STREAM: Text, paratext and context in African autobiographical narratives.
Always straddling and dismantling the boundaries between truthfulness and imagination, between memory, concealment and referentiality, between psychology, history, geography and literature, autobiographical narrative invites the audience to (re-)consider the relations between text and context, or text and co-texts. In its counterdiscursive capacity, postcolonial autobiographical narrative has been especially emphatic in this respect: its critical constellation in the end rests on reference to political practices and hierarchies beyond the text, weaving palimpsestic layers of (counter-)meanings. In this light it is not surprising that many African autobiographers have stressed the importance of realism for their work, and they and their publishers often employ various strategies – in the text, but also in paratextual elements – to enhance the effect of realism as the starting point of meaning-making.
Meanwhile, discussions on African autobiographical narrative have over the last decades expanded to include oral genres, life histories, auto-ethnographies, online blogs and Facebook pages, apart from the more classic form of a published book. This begs the question how relations between text and context are established in these more recent forms of autobiography.
In this thematic stream we will focus on text, paratext and context in autobiographical narratives from Africa.
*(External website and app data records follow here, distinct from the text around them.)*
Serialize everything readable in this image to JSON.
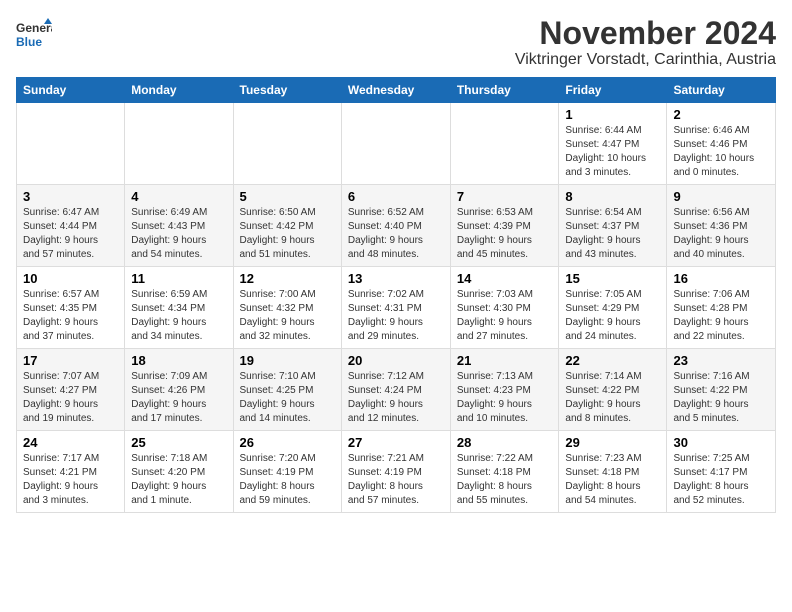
{
  "logo": {
    "general": "General",
    "blue": "Blue"
  },
  "title": "November 2024",
  "subtitle": "Viktringer Vorstadt, Carinthia, Austria",
  "headers": [
    "Sunday",
    "Monday",
    "Tuesday",
    "Wednesday",
    "Thursday",
    "Friday",
    "Saturday"
  ],
  "weeks": [
    [
      {
        "day": "",
        "info": ""
      },
      {
        "day": "",
        "info": ""
      },
      {
        "day": "",
        "info": ""
      },
      {
        "day": "",
        "info": ""
      },
      {
        "day": "",
        "info": ""
      },
      {
        "day": "1",
        "info": "Sunrise: 6:44 AM\nSunset: 4:47 PM\nDaylight: 10 hours\nand 3 minutes."
      },
      {
        "day": "2",
        "info": "Sunrise: 6:46 AM\nSunset: 4:46 PM\nDaylight: 10 hours\nand 0 minutes."
      }
    ],
    [
      {
        "day": "3",
        "info": "Sunrise: 6:47 AM\nSunset: 4:44 PM\nDaylight: 9 hours\nand 57 minutes."
      },
      {
        "day": "4",
        "info": "Sunrise: 6:49 AM\nSunset: 4:43 PM\nDaylight: 9 hours\nand 54 minutes."
      },
      {
        "day": "5",
        "info": "Sunrise: 6:50 AM\nSunset: 4:42 PM\nDaylight: 9 hours\nand 51 minutes."
      },
      {
        "day": "6",
        "info": "Sunrise: 6:52 AM\nSunset: 4:40 PM\nDaylight: 9 hours\nand 48 minutes."
      },
      {
        "day": "7",
        "info": "Sunrise: 6:53 AM\nSunset: 4:39 PM\nDaylight: 9 hours\nand 45 minutes."
      },
      {
        "day": "8",
        "info": "Sunrise: 6:54 AM\nSunset: 4:37 PM\nDaylight: 9 hours\nand 43 minutes."
      },
      {
        "day": "9",
        "info": "Sunrise: 6:56 AM\nSunset: 4:36 PM\nDaylight: 9 hours\nand 40 minutes."
      }
    ],
    [
      {
        "day": "10",
        "info": "Sunrise: 6:57 AM\nSunset: 4:35 PM\nDaylight: 9 hours\nand 37 minutes."
      },
      {
        "day": "11",
        "info": "Sunrise: 6:59 AM\nSunset: 4:34 PM\nDaylight: 9 hours\nand 34 minutes."
      },
      {
        "day": "12",
        "info": "Sunrise: 7:00 AM\nSunset: 4:32 PM\nDaylight: 9 hours\nand 32 minutes."
      },
      {
        "day": "13",
        "info": "Sunrise: 7:02 AM\nSunset: 4:31 PM\nDaylight: 9 hours\nand 29 minutes."
      },
      {
        "day": "14",
        "info": "Sunrise: 7:03 AM\nSunset: 4:30 PM\nDaylight: 9 hours\nand 27 minutes."
      },
      {
        "day": "15",
        "info": "Sunrise: 7:05 AM\nSunset: 4:29 PM\nDaylight: 9 hours\nand 24 minutes."
      },
      {
        "day": "16",
        "info": "Sunrise: 7:06 AM\nSunset: 4:28 PM\nDaylight: 9 hours\nand 22 minutes."
      }
    ],
    [
      {
        "day": "17",
        "info": "Sunrise: 7:07 AM\nSunset: 4:27 PM\nDaylight: 9 hours\nand 19 minutes."
      },
      {
        "day": "18",
        "info": "Sunrise: 7:09 AM\nSunset: 4:26 PM\nDaylight: 9 hours\nand 17 minutes."
      },
      {
        "day": "19",
        "info": "Sunrise: 7:10 AM\nSunset: 4:25 PM\nDaylight: 9 hours\nand 14 minutes."
      },
      {
        "day": "20",
        "info": "Sunrise: 7:12 AM\nSunset: 4:24 PM\nDaylight: 9 hours\nand 12 minutes."
      },
      {
        "day": "21",
        "info": "Sunrise: 7:13 AM\nSunset: 4:23 PM\nDaylight: 9 hours\nand 10 minutes."
      },
      {
        "day": "22",
        "info": "Sunrise: 7:14 AM\nSunset: 4:22 PM\nDaylight: 9 hours\nand 8 minutes."
      },
      {
        "day": "23",
        "info": "Sunrise: 7:16 AM\nSunset: 4:22 PM\nDaylight: 9 hours\nand 5 minutes."
      }
    ],
    [
      {
        "day": "24",
        "info": "Sunrise: 7:17 AM\nSunset: 4:21 PM\nDaylight: 9 hours\nand 3 minutes."
      },
      {
        "day": "25",
        "info": "Sunrise: 7:18 AM\nSunset: 4:20 PM\nDaylight: 9 hours\nand 1 minute."
      },
      {
        "day": "26",
        "info": "Sunrise: 7:20 AM\nSunset: 4:19 PM\nDaylight: 8 hours\nand 59 minutes."
      },
      {
        "day": "27",
        "info": "Sunrise: 7:21 AM\nSunset: 4:19 PM\nDaylight: 8 hours\nand 57 minutes."
      },
      {
        "day": "28",
        "info": "Sunrise: 7:22 AM\nSunset: 4:18 PM\nDaylight: 8 hours\nand 55 minutes."
      },
      {
        "day": "29",
        "info": "Sunrise: 7:23 AM\nSunset: 4:18 PM\nDaylight: 8 hours\nand 54 minutes."
      },
      {
        "day": "30",
        "info": "Sunrise: 7:25 AM\nSunset: 4:17 PM\nDaylight: 8 hours\nand 52 minutes."
      }
    ]
  ]
}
We welcome paper proposals that deal with African autobiographical narrative in whatever form – published, online, oral –, and in principle from any discipline or from an interdisciplinary perspective.
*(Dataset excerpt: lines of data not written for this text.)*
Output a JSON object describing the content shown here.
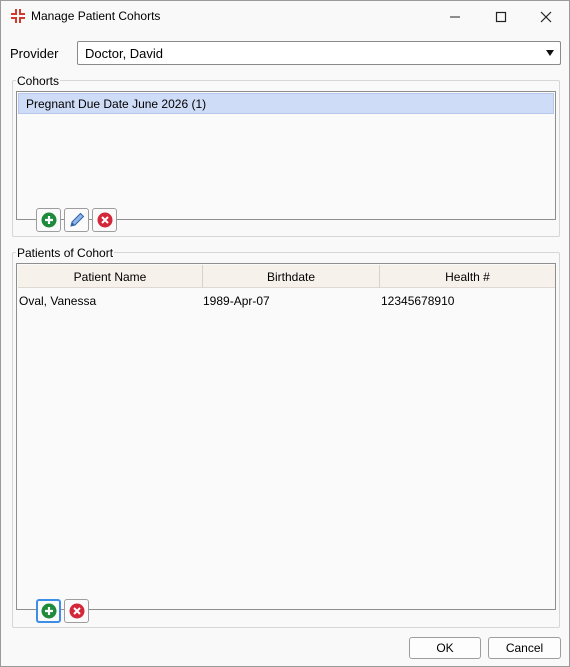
{
  "window": {
    "title": "Manage Patient Cohorts"
  },
  "provider": {
    "label": "Provider",
    "selected": "Doctor, David"
  },
  "cohorts": {
    "label": "Cohorts",
    "items": [
      {
        "label": "Pregnant Due Date June 2026 (1)",
        "selected": true
      }
    ],
    "add_icon": "plus-circle-icon",
    "edit_icon": "pencil-icon",
    "remove_icon": "x-circle-icon"
  },
  "patients": {
    "label": "Patients of Cohort",
    "columns": [
      "Patient Name",
      "Birthdate",
      "Health #"
    ],
    "rows": [
      [
        "Oval, Vanessa",
        "1989-Apr-07",
        "12345678910"
      ]
    ]
  },
  "footer": {
    "ok": "OK",
    "cancel": "Cancel"
  },
  "colors": {
    "selection": "#cfdcf7",
    "add_green": "#1e8b3a",
    "remove_red": "#d3273a",
    "edit_blue": "#3b78c4",
    "focus_blue": "#3c8ee6"
  }
}
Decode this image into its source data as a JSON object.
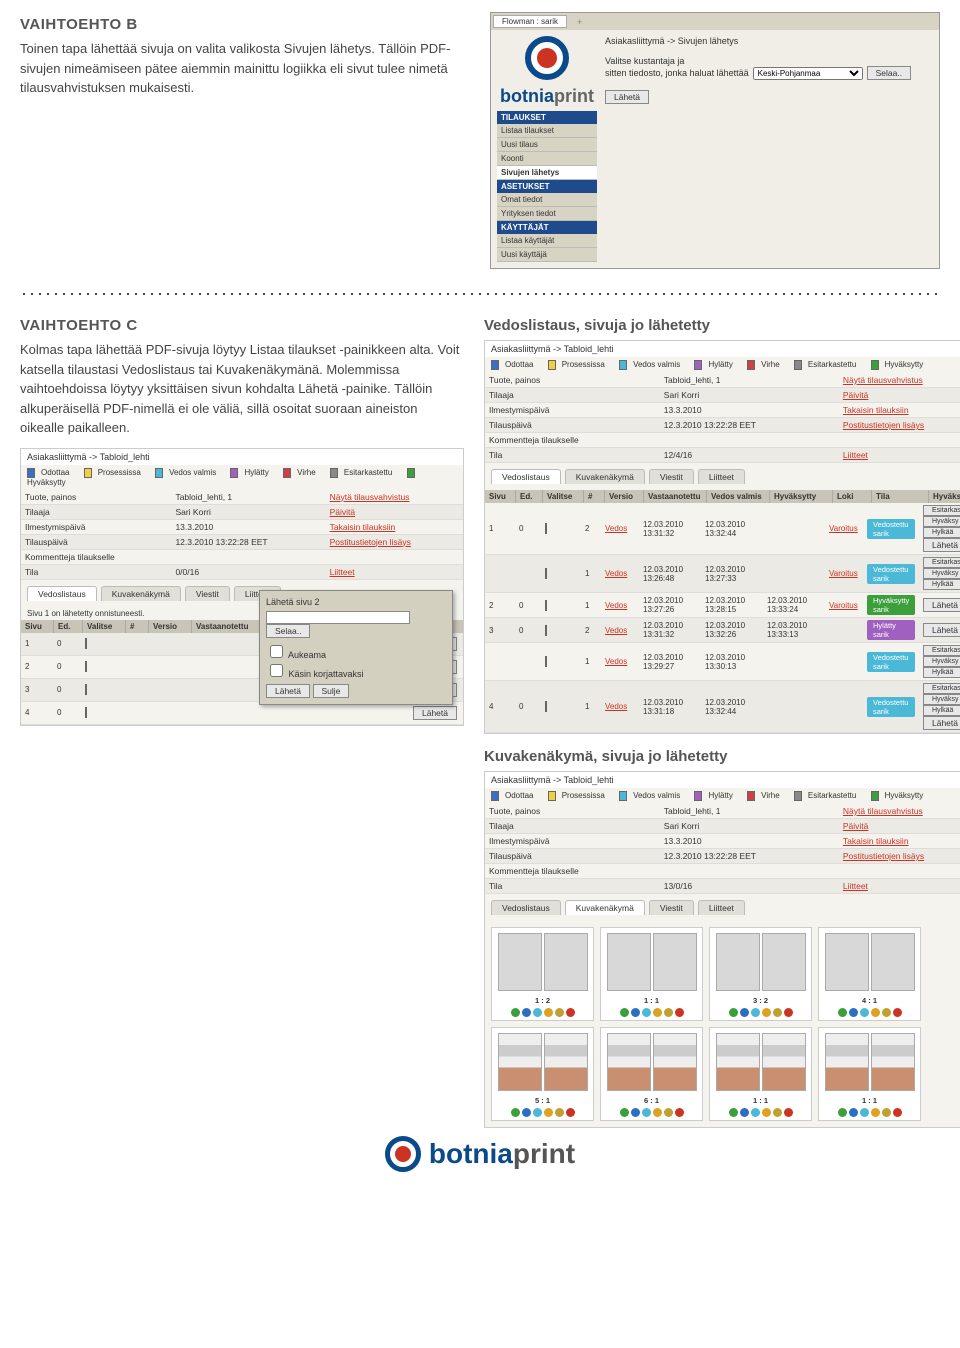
{
  "sectionB": {
    "title": "VAIHTOEHTO B",
    "text": "Toinen tapa lähettää sivuja on valita valikosta Sivujen lähetys. Tällöin PDF-sivujen nimeämiseen pätee aiemmin mainittu logiikka eli sivut tulee nimetä tilausvahvistuksen mukaisesti."
  },
  "flowman": {
    "tabLabel": "Flowman : sarik",
    "breadcrumb": "Asiakasliittymä -> Sivujen lähetys",
    "instr1": "Valitse kustantaja ja",
    "instr2": "sitten tiedosto, jonka haluat lähettää",
    "select": "Keski-Pohjanmaa",
    "browse": "Selaa..",
    "send": "Lähetä",
    "sidebar": {
      "h1": "TILAUKSET",
      "i1": "Listaa tilaukset",
      "i2": "Uusi tilaus",
      "i3": "Koonti",
      "i4": "Sivujen lähetys",
      "h2": "ASETUKSET",
      "i5": "Omat tiedot",
      "i6": "Yrityksen tiedot",
      "h3": "KÄYTTÄJÄT",
      "i7": "Listaa käyttäjät",
      "i8": "Uusi käyttäjä"
    }
  },
  "sectionC": {
    "title": "VAIHTOEHTO C",
    "text": "Kolmas tapa lähettää PDF-sivuja löytyy Listaa tilaukset -painikkeen alta. Voit katsella tilaustasi Vedoslistaus tai Kuvakenäkymänä. Molemmissa vaihtoehdoissa löytyy yksittäisen sivun kohdalta Lähetä -painike. Tällöin alkuperäisellä PDF-nimellä ei ole väliä, sillä osoitat suoraan aineiston oikealle paikalleen."
  },
  "panelLeft": {
    "breadcrumb": "Asiakasliittymä -> Tabloid_lehti",
    "legend": {
      "l1": "Odottaa",
      "l2": "Prosessissa",
      "l3": "Vedos valmis",
      "l4": "Hylätty",
      "l5": "Virhe",
      "l6": "Esitarkastettu",
      "l7": "Hyväksytty"
    },
    "rows": {
      "r1a": "Tuote, painos",
      "r1b": "Tabloid_lehti, 1",
      "r1c": "Näytä tilausvahvistus",
      "r2a": "Tilaaja",
      "r2b": "Sari Korri",
      "r2c": "Päivitä",
      "r3a": "Ilmestymispäivä",
      "r3b": "13.3.2010",
      "r3c": "Takaisin tilauksiin",
      "r4a": "Tilauspäivä",
      "r4b": "12.3.2010 13:22:28 EET",
      "r4c": "Postitustietojen lisäys",
      "r5a": "Kommentteja tilaukselle",
      "r5b": "",
      "r5c": "",
      "r6a": "Tila",
      "r6b": "0/0/16",
      "r6c": "Liitteet"
    },
    "tabs": {
      "t1": "Vedoslistaus",
      "t2": "Kuvakenäkymä",
      "t3": "Viestit",
      "t4": "Liitteet"
    },
    "success": "Sivu 1 on lähetetty onnistuneesti.",
    "gridH": {
      "c1": "Sivu",
      "c2": "Ed.",
      "c3": "Valitse",
      "c4": "#",
      "c5": "Versio",
      "c6": "Vastaanotettu",
      "c7": "Vedos valmis",
      "c8": "Hyväksytty",
      "c9": "Loki"
    },
    "send": "Lähetä",
    "popup": {
      "title": "Lähetä sivu 2",
      "browse": "Selaa..",
      "chk1": "Aukeama",
      "chk2": "Käsin korjattavaksi",
      "btn1": "Lähetä",
      "btn2": "Sulje"
    }
  },
  "vedos": {
    "title": "Vedoslistaus, sivuja jo lähetetty",
    "breadcrumb": "Asiakasliittymä -> Tabloid_lehti",
    "rows": {
      "r6b": "12/4/16"
    },
    "gridH": {
      "c10": "Tila",
      "c11": "Hyväksy/Hylkää"
    },
    "items": [
      {
        "sivu": "1",
        "ed": "0",
        "ver": "2",
        "vedos": "Vedos",
        "t1": "12.03.2010 13:31:32",
        "t2": "12.03.2010 13:32:44",
        "loki": "Varoitus",
        "tila": "Vedostettu sarik",
        "tilaCls": "cyan",
        "a1": "Esitarkastettu",
        "a2": "Hyväksy",
        "a3": "Hylkää",
        "send": "Lähetä"
      },
      {
        "sivu": "",
        "ed": "",
        "ver": "1",
        "vedos": "Vedos",
        "t1": "12.03.2010 13:26:48",
        "t2": "12.03.2010 13:27:33",
        "loki": "Varoitus",
        "tila": "Vedostettu sarik",
        "tilaCls": "cyan",
        "a1": "Esitarkastettu",
        "a2": "Hyväksy",
        "a3": "Hylkää",
        "send": ""
      },
      {
        "sivu": "2",
        "ed": "0",
        "ver": "1",
        "vedos": "Vedos",
        "t1": "12.03.2010 13:27:26",
        "t2": "12.03.2010 13:28:15",
        "t3": "12.03.2010 13:33:24",
        "loki": "Varoitus",
        "tila": "Hyväksytty sarik",
        "tilaCls": "green",
        "send": "Lähetä"
      },
      {
        "sivu": "3",
        "ed": "0",
        "ver": "2",
        "vedos": "Vedos",
        "t1": "12.03.2010 13:31:32",
        "t2": "12.03.2010 13:32:26",
        "t3": "12.03.2010 13:33:13",
        "loki": "",
        "tila": "Hylätty sarik",
        "tilaCls": "purple",
        "send": "Lähetä"
      },
      {
        "sivu": "",
        "ed": "",
        "ver": "1",
        "vedos": "Vedos",
        "t1": "12.03.2010 13:29:27",
        "t2": "12.03.2010 13:30:13",
        "loki": "",
        "tila": "Vedostettu sarik",
        "tilaCls": "cyan",
        "a1": "Esitarkastettu",
        "a2": "Hyväksy",
        "a3": "Hylkää",
        "send": ""
      },
      {
        "sivu": "4",
        "ed": "0",
        "ver": "1",
        "vedos": "Vedos",
        "t1": "12.03.2010 13:31:18",
        "t2": "12.03.2010 13:32:44",
        "loki": "",
        "tila": "Vedostettu sarik",
        "tilaCls": "cyan",
        "a1": "Esitarkastettu",
        "a2": "Hyväksy",
        "a3": "Hylkää",
        "send": "Lähetä"
      }
    ]
  },
  "kuva": {
    "title": "Kuvakenäkymä, sivuja jo lähetetty",
    "rows": {
      "r6b": "13/0/16"
    },
    "cells": [
      {
        "num": "1 : 2",
        "content": false
      },
      {
        "num": "1 : 1",
        "content": false
      },
      {
        "num": "3 : 2",
        "content": false
      },
      {
        "num": "4 : 1",
        "content": false
      },
      {
        "num": "5 : 1",
        "content": true
      },
      {
        "num": "6 : 1",
        "content": true
      },
      {
        "num": "1 : 1",
        "content": true
      },
      {
        "num": "1 : 1",
        "content": true
      }
    ]
  },
  "logo": {
    "bo": "botnia",
    "pr": "print"
  }
}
If you have any queries or suggestions please contact Tom Odhiambo (email@example.com); Godwin Siundu (Godwins57@gmail.com or firstname.lastname@example.org); Inge Brinkman (Inge.Brinkman@UGent.be). For papers please await the official call for papers, which is expected in September 2017.